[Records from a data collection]
'''
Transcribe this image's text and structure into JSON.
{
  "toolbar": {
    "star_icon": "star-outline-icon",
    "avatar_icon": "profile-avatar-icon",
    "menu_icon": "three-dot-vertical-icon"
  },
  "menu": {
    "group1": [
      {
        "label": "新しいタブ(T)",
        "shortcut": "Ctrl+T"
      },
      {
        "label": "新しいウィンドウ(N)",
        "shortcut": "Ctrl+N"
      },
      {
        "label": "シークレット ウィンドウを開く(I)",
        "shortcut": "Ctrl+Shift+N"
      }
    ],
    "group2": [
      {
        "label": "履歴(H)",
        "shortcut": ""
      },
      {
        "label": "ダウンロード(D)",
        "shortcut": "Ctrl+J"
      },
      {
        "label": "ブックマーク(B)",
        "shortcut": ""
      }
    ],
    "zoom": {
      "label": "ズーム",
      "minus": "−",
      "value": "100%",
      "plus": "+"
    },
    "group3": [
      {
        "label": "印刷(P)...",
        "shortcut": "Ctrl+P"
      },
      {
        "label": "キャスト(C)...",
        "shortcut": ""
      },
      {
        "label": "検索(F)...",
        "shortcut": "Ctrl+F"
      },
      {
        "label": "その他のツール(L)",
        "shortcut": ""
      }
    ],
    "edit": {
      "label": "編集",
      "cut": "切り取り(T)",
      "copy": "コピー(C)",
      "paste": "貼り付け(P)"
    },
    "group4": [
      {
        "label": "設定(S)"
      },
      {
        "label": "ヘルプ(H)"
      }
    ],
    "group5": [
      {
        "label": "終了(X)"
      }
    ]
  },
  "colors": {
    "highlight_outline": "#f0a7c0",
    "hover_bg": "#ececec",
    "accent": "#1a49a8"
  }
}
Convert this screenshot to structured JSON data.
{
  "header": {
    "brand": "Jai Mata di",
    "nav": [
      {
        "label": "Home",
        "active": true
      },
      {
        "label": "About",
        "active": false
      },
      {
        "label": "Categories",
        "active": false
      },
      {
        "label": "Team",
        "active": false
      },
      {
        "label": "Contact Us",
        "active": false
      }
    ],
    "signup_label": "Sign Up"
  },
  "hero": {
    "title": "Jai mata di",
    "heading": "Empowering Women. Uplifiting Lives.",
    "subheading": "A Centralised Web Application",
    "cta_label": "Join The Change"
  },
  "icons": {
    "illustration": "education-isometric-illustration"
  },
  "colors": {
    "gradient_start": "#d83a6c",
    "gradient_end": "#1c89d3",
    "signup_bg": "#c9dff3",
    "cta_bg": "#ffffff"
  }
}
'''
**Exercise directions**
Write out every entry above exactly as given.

**Problem solution**
Transcribe this image's text and structure into JSON.
{
  "toolbar": {
    "star_icon": "star-outline-icon",
    "avatar_icon": "profile-avatar-icon",
    "menu_icon": "three-dot-vertical-icon"
  },
  "menu": {
    "group1": [
      {
        "label": "新しいタブ(T)",
        "shortcut": "Ctrl+T"
      },
      {
        "label": "新しいウィンドウ(N)",
        "shortcut": "Ctrl+N"
      },
      {
        "label": "シークレット ウィンドウを開く(I)",
        "shortcut": "Ctrl+Shift+N"
      }
    ],
    "group2": [
      {
        "label": "履歴(H)",
        "shortcut": ""
      },
      {
        "label": "ダウンロード(D)",
        "shortcut": "Ctrl+J"
      },
      {
        "label": "ブックマーク(B)",
        "shortcut": ""
      }
    ],
    "zoom": {
      "label": "ズーム",
      "minus": "−",
      "value": "100%",
      "plus": "+"
    },
    "group3": [
      {
        "label": "印刷(P)...",
        "shortcut": "Ctrl+P"
      },
      {
        "label": "キャスト(C)...",
        "shortcut": ""
      },
      {
        "label": "検索(F)...",
        "shortcut": "Ctrl+F"
      },
      {
        "label": "その他のツール(L)",
        "shortcut": ""
      }
    ],
    "edit": {
      "label": "編集",
      "cut": "切り取り(T)",
      "copy": "コピー(C)",
      "paste": "貼り付け(P)"
    },
    "group4": [
      {
        "label": "設定(S)"
      },
      {
        "label": "ヘルプ(H)"
      }
    ],
    "group5": [
      {
        "label": "終了(X)"
      }
    ]
  },
  "colors": {
    "highlight_outline": "#f0a7c0",
    "hover_bg": "#ececec",
    "accent": "#1a49a8"
  }
}
Convert this screenshot to structured JSON data.
{
  "header": {
    "brand": "Jai Mata di",
    "nav": [
      {
        "label": "Home",
        "active": true
      },
      {
        "label": "About",
        "active": false
      },
      {
        "label": "Categories",
        "active": false
      },
      {
        "label": "Team",
        "active": false
      },
      {
        "label": "Contact Us",
        "active": false
      }
    ],
    "signup_label": "Sign Up"
  },
  "hero": {
    "title": "Jai mata di",
    "heading": "Empowering Women. Uplifiting Lives.",
    "subheading": "A Centralised Web Application",
    "cta_label": "Join The Change"
  },
  "icons": {
    "illustration": "education-isometric-illustration"
  },
  "colors": {
    "gradient_start": "#d83a6c",
    "gradient_end": "#1c89d3",
    "signup_bg": "#c9dff3",
    "cta_bg": "#ffffff"
  }
}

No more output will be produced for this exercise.